Capital spending in the January-March period fell for the 12th straight quarter, although the pace of decline narrowed, as companies remained cautious amid lingering uncertainty over the future outlook, the government said Thursday.
Capital expenditure for all industries excluding the financial and insurance sectors dropped 11.5 percent to ¥11.14 trillion, slower than the 17.3 percent drop in the previous period, according to a report by the Finance Ministry.
The government believes companies are “still in a severe climate,” although a pickup in sales and profits indicates the overall sentiment has continued to recover from the long-standing recession, a ministry official said.
“The capital spending is heading toward bottoming out, but the pace of improvement is unlikely to be so smooth, as the levels of equipment operating ratio and profitability are still sluggish,” said Atsushi Matsumoto, an economist at Mizuho Research Institute.
Spending on plants and equipment among manufacturers suffered a 31.2 percent drop, falling for seven quarters in a row, as bleak demand and a sense of uncertainty about the future outlook kept firms cautious, the ministry said.
Nonmanufacturers’ spending increased for the first time in 12 quarters, up 0.4 percent.
Sales expanded 10.6 percent to ¥344.13 trillion, the first growth in nine quarters, as firms making such items as automobiles and semiconductors enjoyed an increase on the back of stimulus steps implemented at home and abroad.
Pretax profits grew 163.8 percent to ¥11.26 trillion, the largest jump since the April-June quarter of 1955.
But the growth in sales and profits largely reflected the huge declines in the previous year, and the values remained markedly low compared with the same period in 2008, Matsumoto said.
The ministry polled 28,809 companies capitalized at ¥10 million or more, of which 74.5 percent responded.
Think tanks are closely watching the capital expenditure data as the government uses them in calculating revised gross domestic product figures for the same quarter, due out next week.
In its May 20 preliminary report, the government said the economy expanded for the three months at an annualized pace of 4.9 percent, marking the fourth consecutive quarter of growth.

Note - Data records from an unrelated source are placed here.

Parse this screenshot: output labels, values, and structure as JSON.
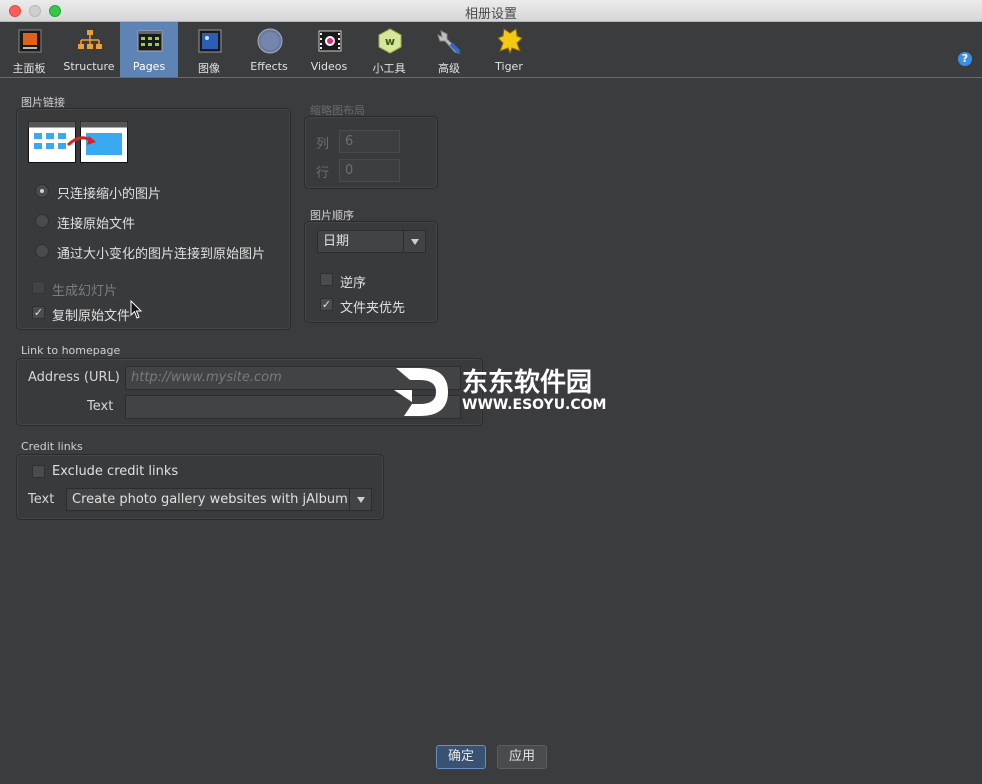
{
  "window": {
    "title": "相册设置"
  },
  "toolbar": {
    "items": [
      {
        "id": "main",
        "label": "主面板",
        "active": false
      },
      {
        "id": "structure",
        "label": "Structure",
        "active": false
      },
      {
        "id": "pages",
        "label": "Pages",
        "active": true
      },
      {
        "id": "images",
        "label": "图像",
        "active": false
      },
      {
        "id": "effects",
        "label": "Effects",
        "active": false
      },
      {
        "id": "videos",
        "label": "Videos",
        "active": false
      },
      {
        "id": "tools",
        "label": "小工具",
        "active": false
      },
      {
        "id": "advanced",
        "label": "高级",
        "active": false
      },
      {
        "id": "tiger",
        "label": "Tiger",
        "active": false
      }
    ],
    "help_label": "?"
  },
  "image_links": {
    "title": "图片链接",
    "options": [
      "只连接缩小的图片",
      "连接原始文件",
      "通过大小变化的图片连接到原始图片"
    ],
    "selected_index": 0,
    "slideshow_label": "生成幻灯片",
    "slideshow_checked": false,
    "copy_originals_label": "复制原始文件",
    "copy_originals_checked": true
  },
  "thumbnail_layout": {
    "title": "缩略图布局",
    "columns_label": "列",
    "columns_value": "6",
    "rows_label": "行",
    "rows_value": "0"
  },
  "image_order": {
    "title": "图片顺序",
    "sort_by": "日期",
    "reverse_label": "逆序",
    "reverse_checked": false,
    "folders_first_label": "文件夹优先",
    "folders_first_checked": true
  },
  "homepage_link": {
    "title": "Link to homepage",
    "address_label": "Address (URL)",
    "address_placeholder": "http://www.mysite.com",
    "address_value": "",
    "text_label": "Text",
    "text_value": ""
  },
  "credit_links": {
    "title": "Credit links",
    "exclude_label": "Exclude credit links",
    "exclude_checked": false,
    "text_label": "Text",
    "text_value": "Create photo gallery websites with jAlbum"
  },
  "buttons": {
    "ok": "确定",
    "apply": "应用"
  },
  "watermark": {
    "brand": "东东软件园",
    "url": "WWW.ESOYU.COM"
  },
  "colors": {
    "accent": "#5d84b4",
    "background": "#3b3c3e",
    "help": "#3a8ee6"
  }
}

In a time of both misinformation and too much information, quality journalism is more crucial than ever.
By subscribing, you can help us get the story right.